Though the president has the authority to implement the system by himself, Congress will be able to decide whether to use it to determine how it distributes financial aid such as Pell Grants and Stafford Loans.
Cal Poly has fared “really well” in the existing scoring system, Provost Kathleen Enz Finken said. On the College Scorecard website, Cal Poly has a loan default rate of 2.8 percent, nearly 11 percentage points below the national average and its six-year graduation rate of 74.6 percent is near the top of the government’s scale.
These numbers and rankings, Enz Finken said, reflect the California State University’s original mission to be an affordable option for all students in the state. Though tuition in recent years has spiked to unprecedented levels, Cal Poly remains on par with average national costs for four-year public universities, Enz Finken said.
“We are, in my opinion, a very, very good cost for the value we provide,” she said. “We’re working very hard to maintain costs all across the board.”
Those outside San Luis Obispo are also recognizing Cal Poly’s value. Kiplinger, a Washington, D.C. publisher of business forecasts and personal finance advice, ranked Cal Poly No. 40 in its 2013 list of the best values of public colleges. In addition, Cal Poly took home its 21st consecutive “Best in the West” ranking from U.S. News and World Report for public masters-degree universities.
So what do Cal Poly’s numbers and rankings mean under Obama’s plan?
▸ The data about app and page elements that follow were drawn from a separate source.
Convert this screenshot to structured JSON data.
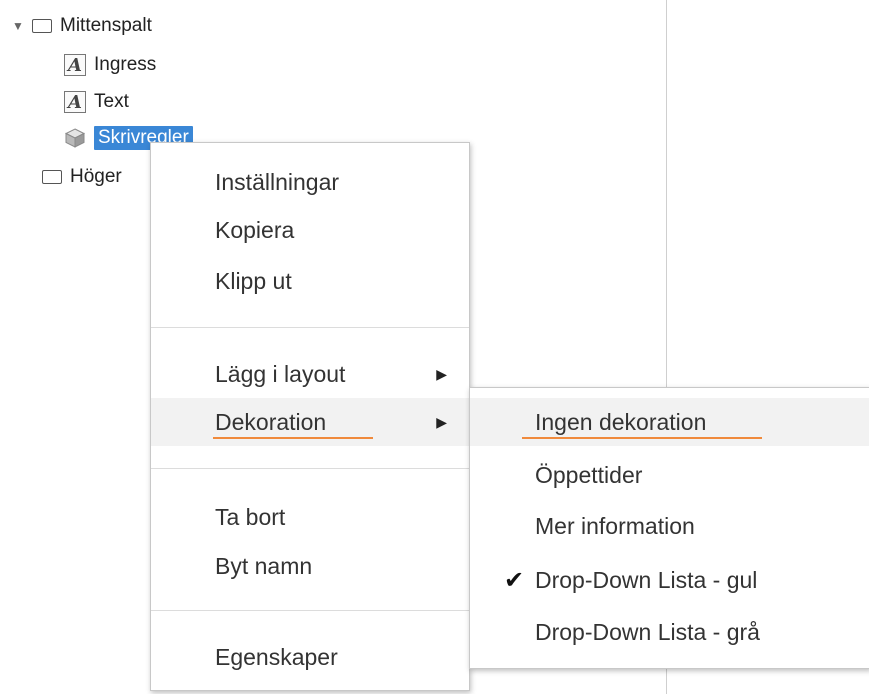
{
  "tree": {
    "expander": "▼",
    "items": [
      {
        "label": "Mittenspalt"
      },
      {
        "label": "Ingress"
      },
      {
        "label": "Text"
      },
      {
        "label": "Skrivregler"
      },
      {
        "label": "Höger"
      }
    ],
    "text_icon_letter": "A"
  },
  "context_menu": {
    "items": [
      {
        "label": "Inställningar"
      },
      {
        "label": "Kopiera"
      },
      {
        "label": "Klipp ut"
      },
      {
        "label": "Lägg i layout"
      },
      {
        "label": "Dekoration"
      },
      {
        "label": "Ta bort"
      },
      {
        "label": "Byt namn"
      },
      {
        "label": "Egenskaper"
      }
    ],
    "submenu_arrow": "▶"
  },
  "submenu": {
    "items": [
      {
        "label": "Ingen dekoration"
      },
      {
        "label": "Öppettider"
      },
      {
        "label": "Mer information"
      },
      {
        "label": "Drop-Down Lista - gul",
        "checked": true
      },
      {
        "label": "Drop-Down Lista - grå"
      }
    ],
    "check_mark": "✔"
  },
  "colors": {
    "selection": "#3a87d6",
    "underline_accent": "#f08a3c",
    "hover": "#f2f2f2"
  }
}
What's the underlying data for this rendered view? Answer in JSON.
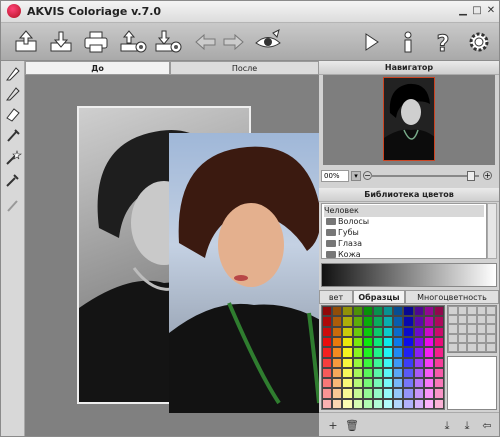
{
  "window": {
    "title": "AKVIS Coloriage v.7.0"
  },
  "toolbar": {
    "buttons": [
      {
        "name": "open-icon"
      },
      {
        "name": "save-icon"
      },
      {
        "name": "print-icon"
      },
      {
        "name": "export-settings-icon"
      },
      {
        "name": "import-settings-icon"
      },
      {
        "name": "undo-icon"
      },
      {
        "name": "redo-icon"
      },
      {
        "name": "eye-preview-icon"
      },
      {
        "name": "run-icon"
      },
      {
        "name": "info-icon"
      },
      {
        "name": "help-icon"
      },
      {
        "name": "settings-icon"
      }
    ]
  },
  "canvas_tabs": {
    "before": "До",
    "after": "После"
  },
  "navigator": {
    "title": "Навигатор",
    "zoom": "00%"
  },
  "color_library": {
    "title": "Библиотека цветов",
    "root": "Человек",
    "items": [
      "Волосы",
      "Губы",
      "Глаза",
      "Кожа"
    ]
  },
  "palette_tabs": {
    "tab1": "вет",
    "tab2": "Образцы",
    "tab3": "Многоцветность"
  },
  "colors": {
    "accent": "#c42020",
    "panel": "#d2d2d2",
    "canvas": "#808080"
  }
}
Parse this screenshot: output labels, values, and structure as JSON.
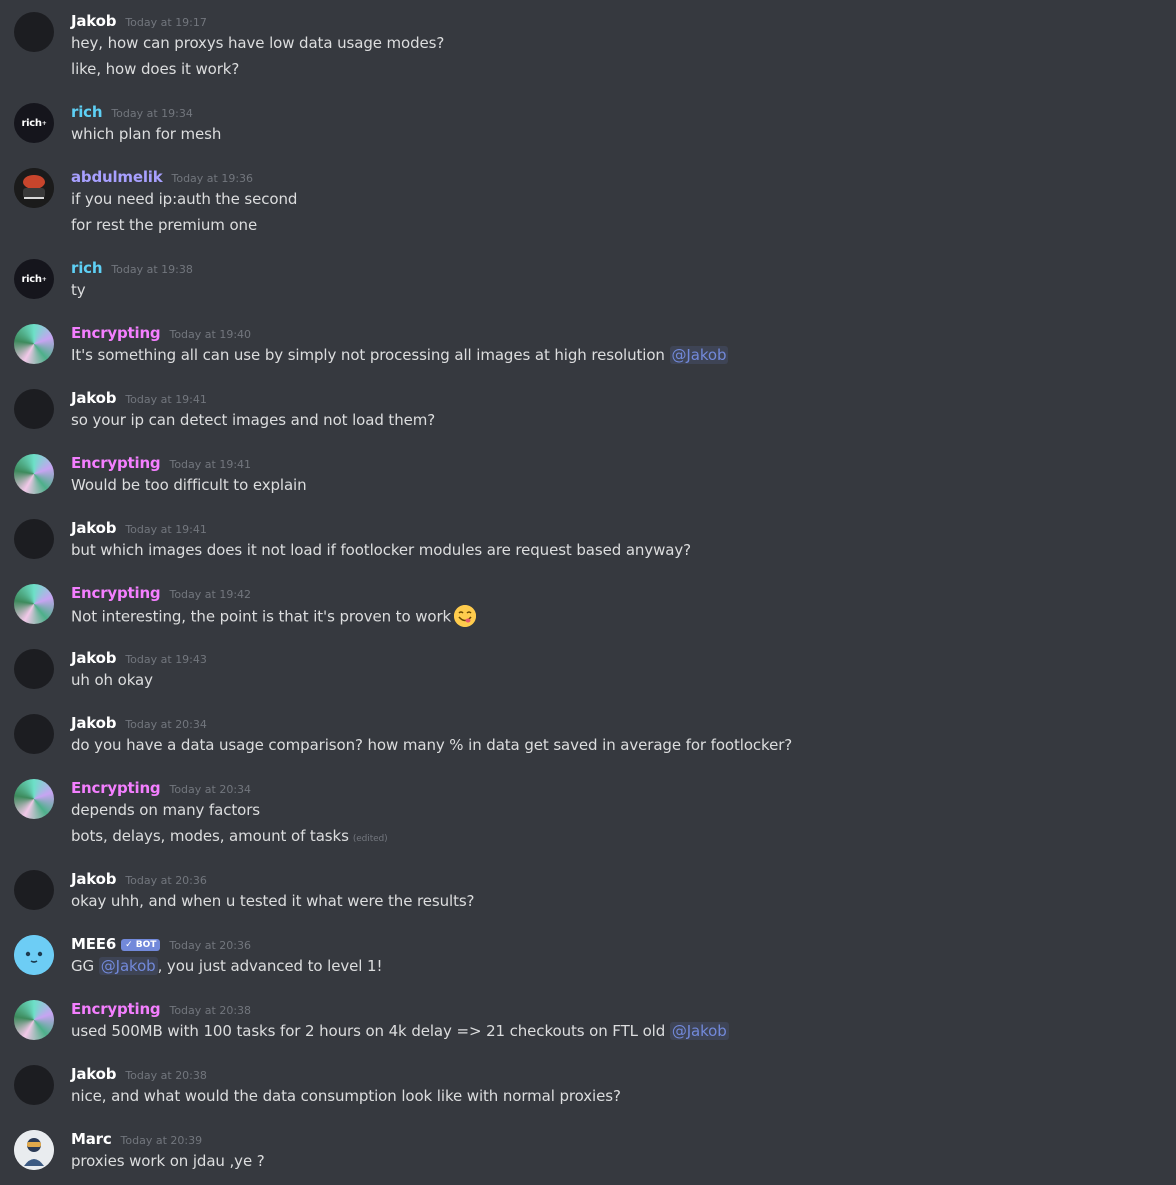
{
  "messages": [
    {
      "author": "Jakob",
      "time": "Today at 19:17",
      "lines": [
        "hey, how can proxys have low data usage modes?",
        "like, how does it work?"
      ]
    },
    {
      "author": "rich",
      "time": "Today at 19:34",
      "avatar_text": "rich",
      "lines": [
        "which plan for mesh"
      ]
    },
    {
      "author": "abdulmelik",
      "time": "Today at 19:36",
      "lines": [
        "if you need ip:auth the second",
        "for rest the premium one"
      ]
    },
    {
      "author": "rich",
      "time": "Today at 19:38",
      "avatar_text": "rich",
      "lines": [
        "ty"
      ]
    },
    {
      "author": "Encrypting",
      "time": "Today at 19:40",
      "text": "It's something all can use by simply not processing all images at high resolution ",
      "mention": "@Jakob"
    },
    {
      "author": "Jakob",
      "time": "Today at 19:41",
      "lines": [
        "so your ip can detect images and not load them?"
      ]
    },
    {
      "author": "Encrypting",
      "time": "Today at 19:41",
      "lines": [
        "Would be too difficult to explain"
      ]
    },
    {
      "author": "Jakob",
      "time": "Today at 19:41",
      "lines": [
        "but which images does it not load if footlocker modules are request based anyway?"
      ]
    },
    {
      "author": "Encrypting",
      "time": "Today at 19:42",
      "text": "Not interesting, the point is that it's proven to work",
      "emoji": "yum-emoji"
    },
    {
      "author": "Jakob",
      "time": "Today at 19:43",
      "lines": [
        "uh oh okay"
      ]
    },
    {
      "author": "Jakob",
      "time": "Today at 20:34",
      "lines": [
        "do you have a data usage comparison? how many % in data get saved in average for footlocker?"
      ]
    },
    {
      "author": "Encrypting",
      "time": "Today at 20:34",
      "lines": [
        "depends on many factors",
        "bots, delays, modes, amount of tasks"
      ],
      "edited": "(edited)"
    },
    {
      "author": "Jakob",
      "time": "Today at 20:36",
      "lines": [
        "okay uhh, and when u tested it what were the results?"
      ]
    },
    {
      "author": "MEE6",
      "time": "Today at 20:36",
      "badge": "BOT",
      "pre": "GG ",
      "mention": "@Jakob",
      "post": ", you just advanced to level 1!"
    },
    {
      "author": "Encrypting",
      "time": "Today at 20:38",
      "text": "used 500MB with 100 tasks for 2 hours on 4k delay => 21 checkouts on FTL old ",
      "mention": "@Jakob"
    },
    {
      "author": "Jakob",
      "time": "Today at 20:38",
      "lines": [
        "nice, and what would the data consumption look like with normal proxies?"
      ]
    },
    {
      "author": "Marc",
      "time": "Today at 20:39",
      "lines": [
        "proxies work on jdau ,ye ?"
      ]
    }
  ],
  "colors": {
    "background": "#36393f",
    "mention": "#7289da",
    "encrypting": "#f47fff",
    "rich": "#5ed0f5",
    "abdulmelik": "#a8a0ff"
  }
}
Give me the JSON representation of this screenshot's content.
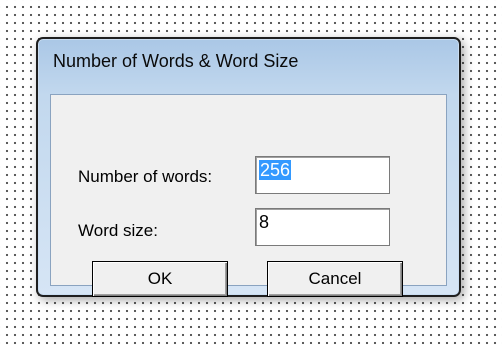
{
  "dialog": {
    "title": "Number of Words & Word Size"
  },
  "form": {
    "num_words_label": "Number of words:",
    "num_words_value": "256",
    "word_size_label": "Word size:",
    "word_size_value": "8"
  },
  "buttons": {
    "ok": "OK",
    "cancel": "Cancel"
  }
}
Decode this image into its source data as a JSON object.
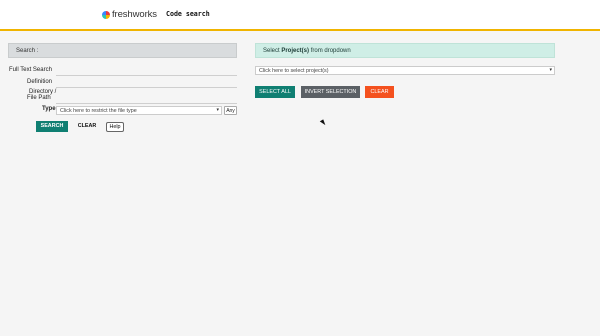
{
  "header": {
    "logo_text": "freshworks",
    "title": "Code search"
  },
  "left_panel": {
    "search_label": "Search :",
    "full_text_label": "Full Text Search",
    "definition_label": "Definition",
    "directory_label": "Directory /",
    "file_path_label": "File Path",
    "type_label": "Type",
    "type_placeholder": "Click here to restrict the file type",
    "any_label": "Any",
    "search_button": "SEARCH",
    "clear_button": "CLEAR",
    "help_button": "Help"
  },
  "right_panel": {
    "banner_prefix": "Select ",
    "banner_bold": "Project(s)",
    "banner_suffix": " from dropdown",
    "project_placeholder": "Click here to select project(s)",
    "select_all_button": "SELECT ALL",
    "invert_button": "INVERT SELECTION",
    "clear_button": "CLEAR"
  },
  "colors": {
    "primary": "#0f7f72",
    "danger": "#f4511e",
    "neutral": "#5b6065",
    "accent_bar": "#f0b400"
  }
}
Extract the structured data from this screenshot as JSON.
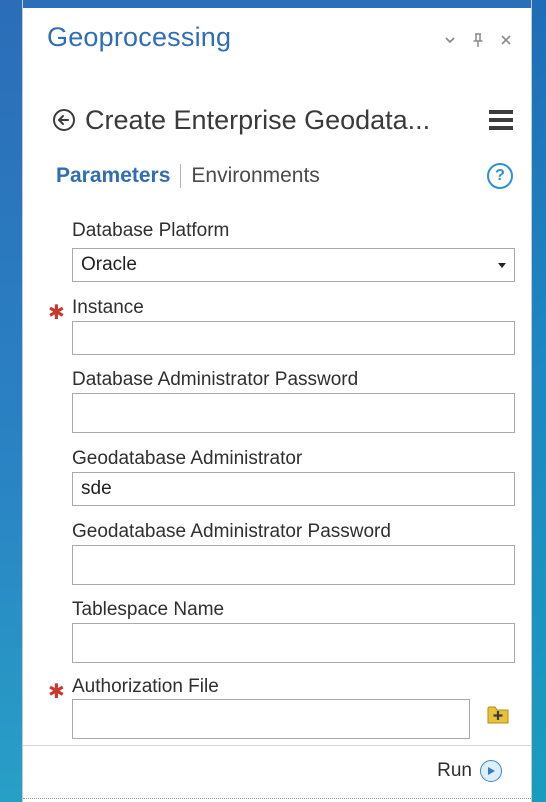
{
  "pane": {
    "title": "Geoprocessing",
    "controls": {
      "menu_glyph": "▾",
      "pin_glyph": "⊥",
      "close_glyph": "✕"
    }
  },
  "tool": {
    "title": "Create Enterprise Geodata..."
  },
  "tabs": {
    "parameters": "Parameters",
    "environments": "Environments"
  },
  "help": {
    "glyph": "?"
  },
  "form": {
    "database_platform": {
      "label": "Database Platform",
      "value": "Oracle"
    },
    "instance": {
      "label": "Instance",
      "required_mark": "✱",
      "value": ""
    },
    "db_admin_password": {
      "label": "Database Administrator Password",
      "value": ""
    },
    "gdb_admin": {
      "label": "Geodatabase Administrator",
      "value": "sde"
    },
    "gdb_admin_password": {
      "label": "Geodatabase Administrator Password",
      "value": ""
    },
    "tablespace": {
      "label": "Tablespace Name",
      "value": ""
    },
    "auth_file": {
      "label": "Authorization File",
      "required_mark": "✱",
      "value": ""
    }
  },
  "footer": {
    "run_label": "Run"
  },
  "colors": {
    "accent": "#2f6eb5",
    "required": "#c8382f",
    "help": "#2f8fd6",
    "backdrop": "#1f68b4"
  }
}
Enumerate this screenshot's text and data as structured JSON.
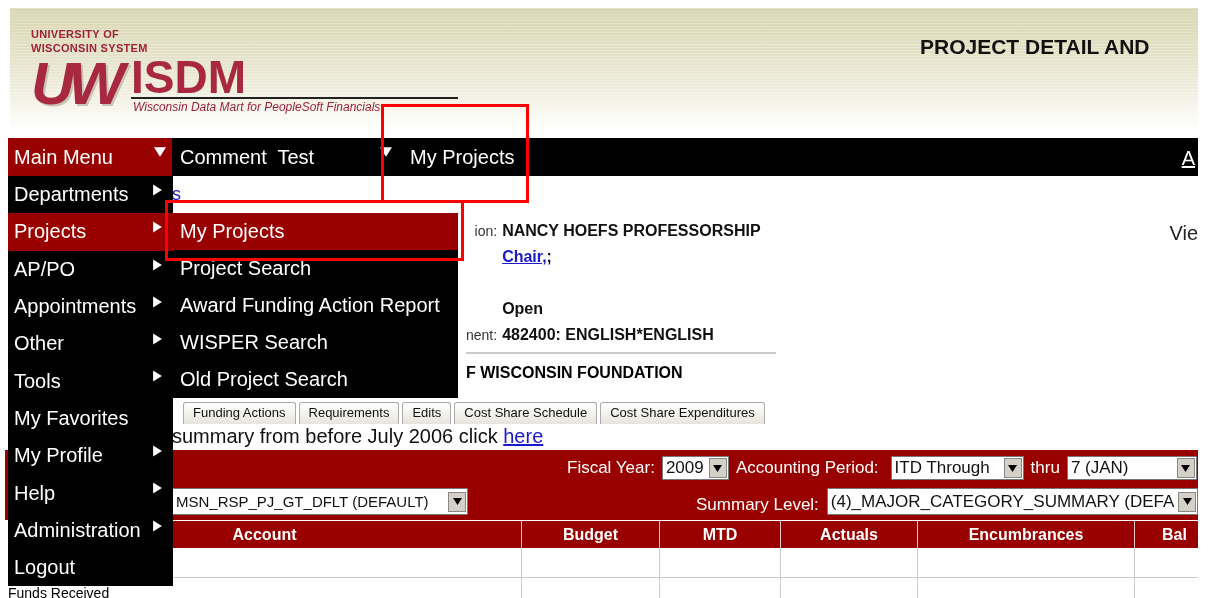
{
  "header": {
    "logo": {
      "line_1": "UNIVERSITY OF",
      "line_2": "WISCONSIN SYSTEM",
      "mark": "UW",
      "name": "ISDM",
      "tagline": "Wisconsin Data Mart for PeopleSoft Financials"
    },
    "title": "PROJECT DETAIL AND"
  },
  "nav": {
    "items": [
      {
        "label": "Main Menu",
        "selected": true,
        "dropdown": true
      },
      {
        "label": "Comment  Test",
        "selected": false,
        "dropdown": true
      },
      {
        "label": "My Projects",
        "selected": false,
        "dropdown": false
      }
    ],
    "right_link": "A"
  },
  "breadcrumb_link": "s",
  "project_info": {
    "rows": [
      {
        "kind": "field",
        "label": "ion:",
        "value": "NANCY HOEFS PROFESSORSHIP"
      },
      {
        "kind": "link",
        "link": "Chair,",
        "value": ";"
      },
      {
        "kind": "blank"
      },
      {
        "kind": "field",
        "value": "Open"
      },
      {
        "kind": "field",
        "label": "nent:",
        "value": "482400: ENGLISH*ENGLISH"
      }
    ],
    "sponsor": "F WISCONSIN FOUNDATION"
  },
  "view_link": "Vie",
  "tabs": [
    {
      "label": "Funding Actions",
      "selected": false
    },
    {
      "label": "Requirements",
      "selected": false
    },
    {
      "label": "Edits",
      "selected": false
    },
    {
      "label": "Cost Share Schedule",
      "selected": false
    },
    {
      "label": "Cost Share Expenditures",
      "selected": false
    }
  ],
  "note": {
    "text": "summary from before July 2006 click ",
    "link": "here"
  },
  "filters": {
    "fiscal_year": {
      "label": "Fiscal Year:",
      "value": "2009"
    },
    "accounting_period": {
      "label": "Accounting Period:",
      "value": "ITD Through"
    },
    "thru": {
      "label": "thru",
      "value": "7 (JAN)"
    },
    "tree": {
      "value": "MSN_RSP_PJ_GT_DFLT (DEFAULT)"
    },
    "summary_level": {
      "label": "Summary Level:",
      "value": "(4)_MAJOR_CATEGORY_SUMMARY (DEFA"
    }
  },
  "table": {
    "columns": [
      "Account",
      "Budget",
      "MTD",
      "Actuals",
      "Encumbrances",
      "Bal"
    ],
    "rows": [
      {
        "kind": "blank"
      },
      {
        "kind": "data",
        "account": "Funds Received"
      }
    ]
  },
  "main_menu": {
    "items": [
      {
        "label": "Departments",
        "selected": false,
        "submenu": true
      },
      {
        "label": "Projects",
        "selected": true,
        "submenu": true
      },
      {
        "label": "AP/PO",
        "selected": false,
        "submenu": true
      },
      {
        "label": "Appointments",
        "selected": false,
        "submenu": true
      },
      {
        "label": "Other",
        "selected": false,
        "submenu": true
      },
      {
        "label": "Tools",
        "selected": false,
        "submenu": true
      },
      {
        "label": "My Favorites",
        "selected": false,
        "submenu": false
      },
      {
        "label": "My Profile",
        "selected": false,
        "submenu": true
      },
      {
        "label": "Help",
        "selected": false,
        "submenu": true
      },
      {
        "label": "Administration",
        "selected": false,
        "submenu": true
      },
      {
        "label": "Logout",
        "selected": false,
        "submenu": false
      }
    ]
  },
  "submenu": {
    "items": [
      {
        "label": "My Projects",
        "selected": true
      },
      {
        "label": "Project Search",
        "selected": false
      },
      {
        "label": "Award Funding Action Report",
        "selected": false
      },
      {
        "label": "WISPER Search",
        "selected": false
      },
      {
        "label": "Old Project Search",
        "selected": false
      }
    ]
  },
  "annotations": [
    {
      "kind": "box"
    },
    {
      "kind": "box"
    }
  ]
}
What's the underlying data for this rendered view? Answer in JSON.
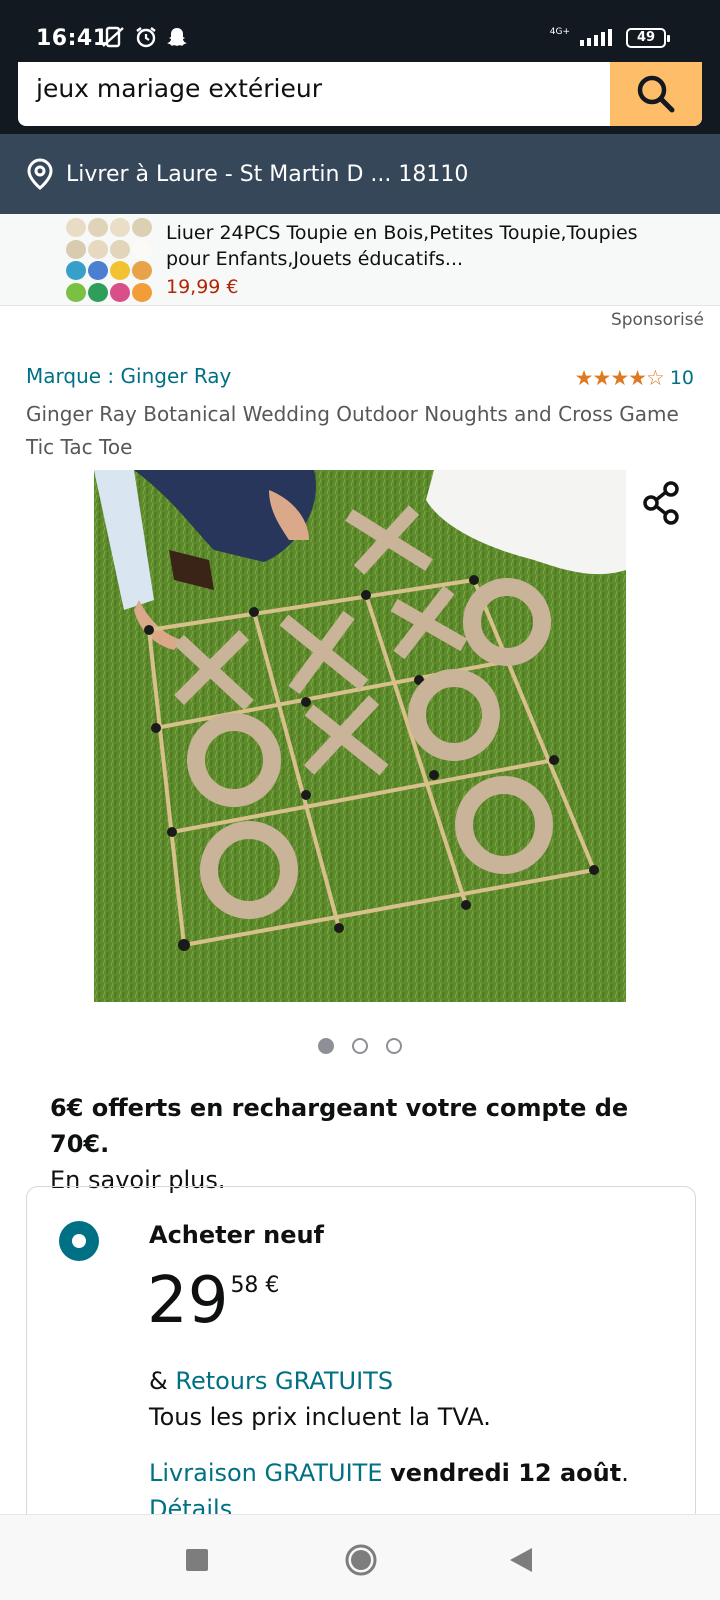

If the president gets his way, schools that are ranked high on the new scale will begin to receive more financial aid for their students than colleges that have out-of-control tuition or whose students earn low wages after graduation. Enz Finken expects Cal Poly would do well if Congress enacts these changes.
But in addition to the proposed college oversight, Obama also called for more accountability on the backs of students receiving federal financial aid. Instead of giving a lump sum of money at the beginning of the year, the president wants to distribute it throughout the academic year and withhold financial aid dollars from those who are failing classes.
“Just as we’re expecting more from our schools that get funding from taxpayers, we’re going to have to expect more from students who get subsidies and grants from taxpayers,” Obama said to students during his speech at University of Buffalo, drawing a round of applause.
This specific part of Obama’s plan will require Congress’ approval, though the Education Department can pilot it at certain universities through an already existing budget for experimental education.
Both proposals seem to focus on accessibility for students, said Associated Students, Inc. President Jason Colombini. Though putting conditions on students’ financial aid could disqualify some from receiving money they need to pay for college, he is confident Cal Poly students perform well enough to stay relatively unaffected by the president’s proposal.
“I’d be cautionary about being too restrictive on GPA, but Cal Poly itself has a policy on getting students here through their education,” Colombini said. “That might go very well in line with what the president has in mind.”